One of the most primitive desires is the desire for connection, for a sense of belonging. This stems from our ancient past. As we evolved and developed our primitive societies, humanity found itself at odds with vastly stronger, more numerous and more violent animals. The only way to survive in this brutish world was to cooperate, to build bridges of trust and work together. The desire for communion was a natural response to the need to survive in a world in which humanity was outmatched. Singing in church, dancing at a concert, doing the Mexican wave during a sports game, these are some of the many ways that people seek to feel connected with each other. We may attend live events because we like a particular artist, or sports team, or because we believe sincerely in the ceremony we are partaking in, yet, there’s nothing stopping us from watching music videos at home, or supporting our favourite team from the comfort of our couch or praying in our living rooms. The reason we attend live events goes beyond what we are going to see or listen to or partake in. It’s about doing that with other people. Live events provide a sense of connection that eases feelings of loneliness, brings meaning to our lives, makes us happy and tranquil, lifts depression and soothes feelings of anxiety.
Another benefit of live events is that they bolster our identity. Being with people who believe as you believe, love as you love and want what you want, reinforces our identity. It is grounding. It makes life seem more purposeful and places us somewhere in life. In live events, a person loses their sense of self, their personal identity becomes one with the group identity and people stop thinking in terms of “I” and “them” and in terms of “us”. That is pretty heady stuff. It’s very empowering. Strong identification with other people during live events has been found to improve mental health.

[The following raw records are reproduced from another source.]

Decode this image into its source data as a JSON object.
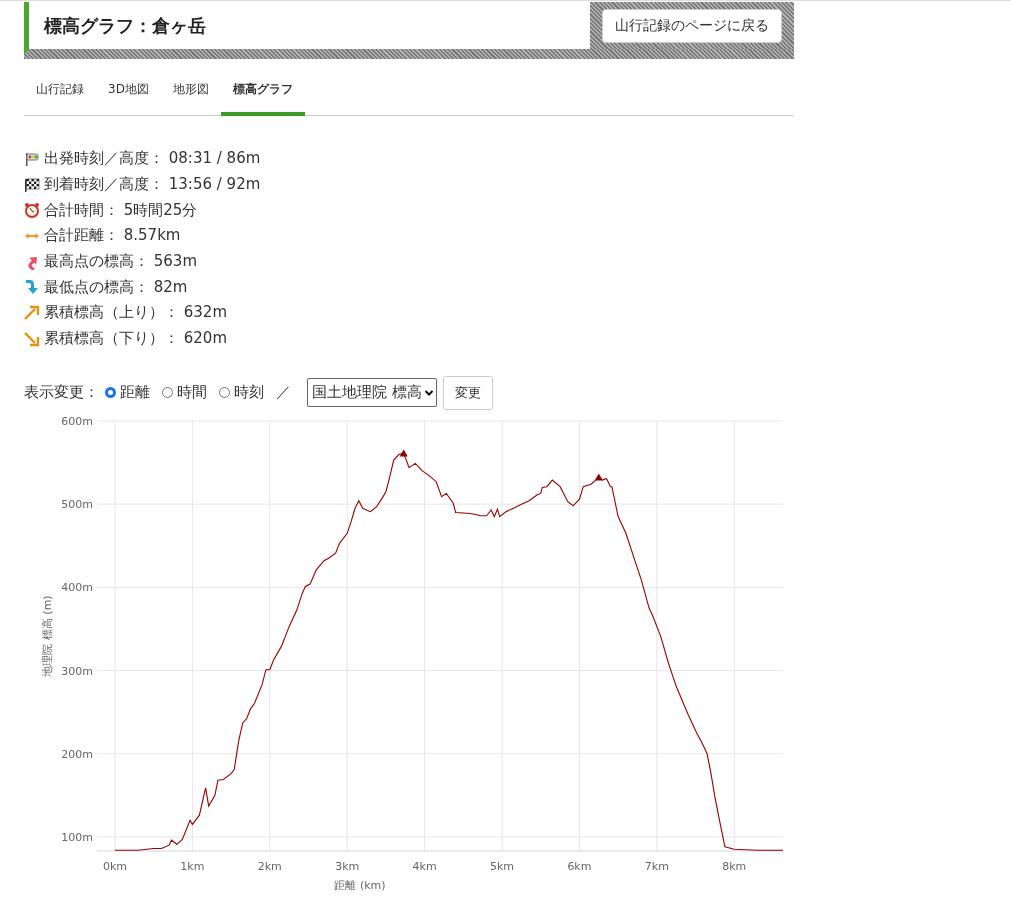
{
  "header": {
    "title": "標高グラフ：倉ヶ岳",
    "back_button": "山行記録のページに戻る"
  },
  "tabs": [
    {
      "label": "山行記録",
      "selected": false
    },
    {
      "label": "3D地図",
      "selected": false
    },
    {
      "label": "地形図",
      "selected": false
    },
    {
      "label": "標高グラフ",
      "selected": true
    }
  ],
  "summary": [
    {
      "kind": "start",
      "text": "出発時刻／高度： 08:31 / 86m"
    },
    {
      "kind": "goal",
      "text": "到着時刻／高度： 13:56 / 92m"
    },
    {
      "kind": "clock",
      "text": "合計時間： 5時間25分"
    },
    {
      "kind": "distance",
      "text": "合計距離： 8.57km"
    },
    {
      "kind": "up",
      "text": "最高点の標高： 563m"
    },
    {
      "kind": "down",
      "text": "最低点の標高： 82m"
    },
    {
      "kind": "ascent",
      "text": "累積標高（上り）： 632m"
    },
    {
      "kind": "descent",
      "text": "累積標高（下り）： 620m"
    }
  ],
  "display_controls": {
    "label": "表示変更：",
    "options": [
      {
        "label": "距離",
        "selected": true
      },
      {
        "label": "時間",
        "selected": false
      },
      {
        "label": "時刻",
        "selected": false
      }
    ],
    "separator": "／",
    "source_select": "国土地理院 標高",
    "apply_button": "変更"
  },
  "chart": {
    "chart_data": {
      "type": "line",
      "grid": true,
      "xlabel": "距離 (km)",
      "ylabel": "地理院 標高 (m)",
      "xlim": [
        0,
        8.63
      ],
      "ylim": [
        83,
        600
      ],
      "xticks": [
        {
          "value": 0,
          "label": "0km"
        },
        {
          "value": 1,
          "label": "1km"
        },
        {
          "value": 2,
          "label": "2km"
        },
        {
          "value": 3,
          "label": "3km"
        },
        {
          "value": 4,
          "label": "4km"
        },
        {
          "value": 5,
          "label": "5km"
        },
        {
          "value": 6,
          "label": "6km"
        },
        {
          "value": 7,
          "label": "7km"
        },
        {
          "value": 8,
          "label": "8km"
        }
      ],
      "yticks": [
        {
          "value": 100,
          "label": "100m"
        },
        {
          "value": 200,
          "label": "200m"
        },
        {
          "value": 300,
          "label": "300m"
        },
        {
          "value": 400,
          "label": "400m"
        },
        {
          "value": 500,
          "label": "500m"
        },
        {
          "value": 600,
          "label": "600m"
        }
      ],
      "x": [
        0,
        0.3,
        0.5,
        0.6,
        0.7,
        0.73,
        0.8,
        0.87,
        0.97,
        1.0,
        1.09,
        1.17,
        1.21,
        1.29,
        1.33,
        1.4,
        1.5,
        1.54,
        1.6,
        1.65,
        1.7,
        1.75,
        1.8,
        1.9,
        1.95,
        2.0,
        2.05,
        2.15,
        2.25,
        2.35,
        2.42,
        2.46,
        2.52,
        2.6,
        2.7,
        2.76,
        2.85,
        2.9,
        3.0,
        3.05,
        3.1,
        3.15,
        3.2,
        3.3,
        3.38,
        3.45,
        3.5,
        3.55,
        3.6,
        3.67,
        3.73,
        3.8,
        3.88,
        3.97,
        4.05,
        4.15,
        4.22,
        4.28,
        4.37,
        4.4,
        4.55,
        4.65,
        4.72,
        4.8,
        4.86,
        4.9,
        4.94,
        4.97,
        5.05,
        5.15,
        5.25,
        5.35,
        5.45,
        5.5,
        5.52,
        5.58,
        5.65,
        5.75,
        5.85,
        5.92,
        6.0,
        6.05,
        6.15,
        6.25,
        6.3,
        6.35,
        6.4,
        6.42,
        6.5,
        6.6,
        6.7,
        6.8,
        6.9,
        6.95,
        7.05,
        7.15,
        7.25,
        7.4,
        7.5,
        7.6,
        7.65,
        7.7,
        7.75,
        7.8,
        7.88,
        8.0,
        8.3,
        8.63
      ],
      "series": [
        {
          "color": "#990000",
          "values": [
            84,
            84,
            86,
            86,
            90,
            96,
            91,
            97,
            120,
            115,
            126,
            159,
            137,
            150,
            168,
            169,
            176,
            181,
            216,
            237,
            242,
            254,
            260,
            283,
            301,
            301,
            313,
            329,
            353,
            373,
            393,
            401,
            404,
            421,
            432,
            435,
            441,
            453,
            465,
            479,
            495,
            504,
            495,
            491,
            497,
            507,
            515,
            533,
            553,
            560,
            561,
            544,
            549,
            540,
            535,
            527,
            509,
            513,
            501,
            490,
            489,
            488,
            486,
            486,
            493,
            485,
            494,
            485,
            491,
            495,
            500,
            504,
            511,
            513,
            520,
            521,
            529,
            521,
            503,
            498,
            506,
            521,
            524,
            532,
            529,
            531,
            521,
            521,
            485,
            465,
            437,
            409,
            375,
            365,
            341,
            309,
            281,
            248,
            228,
            210,
            200,
            176,
            148,
            124,
            88,
            85,
            84,
            84
          ]
        }
      ]
    }
  }
}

Visiting the top event venues can add a dose of novelty to your life that would otherwise be missing. Even before the global health crisis began, many people often found that much of their lives was spent in drudgery. They were bored, fed on routine, getting very little novelty in their lives. The pandemic only made things worse. Yet, when people attend live events, they experience a sense of novelty that makes live events very precious for attendees. It’s for this reason that the French sociologist, Emile Durkheim spoke about the “collective effervescence” brought about by the combination of specialness and connection.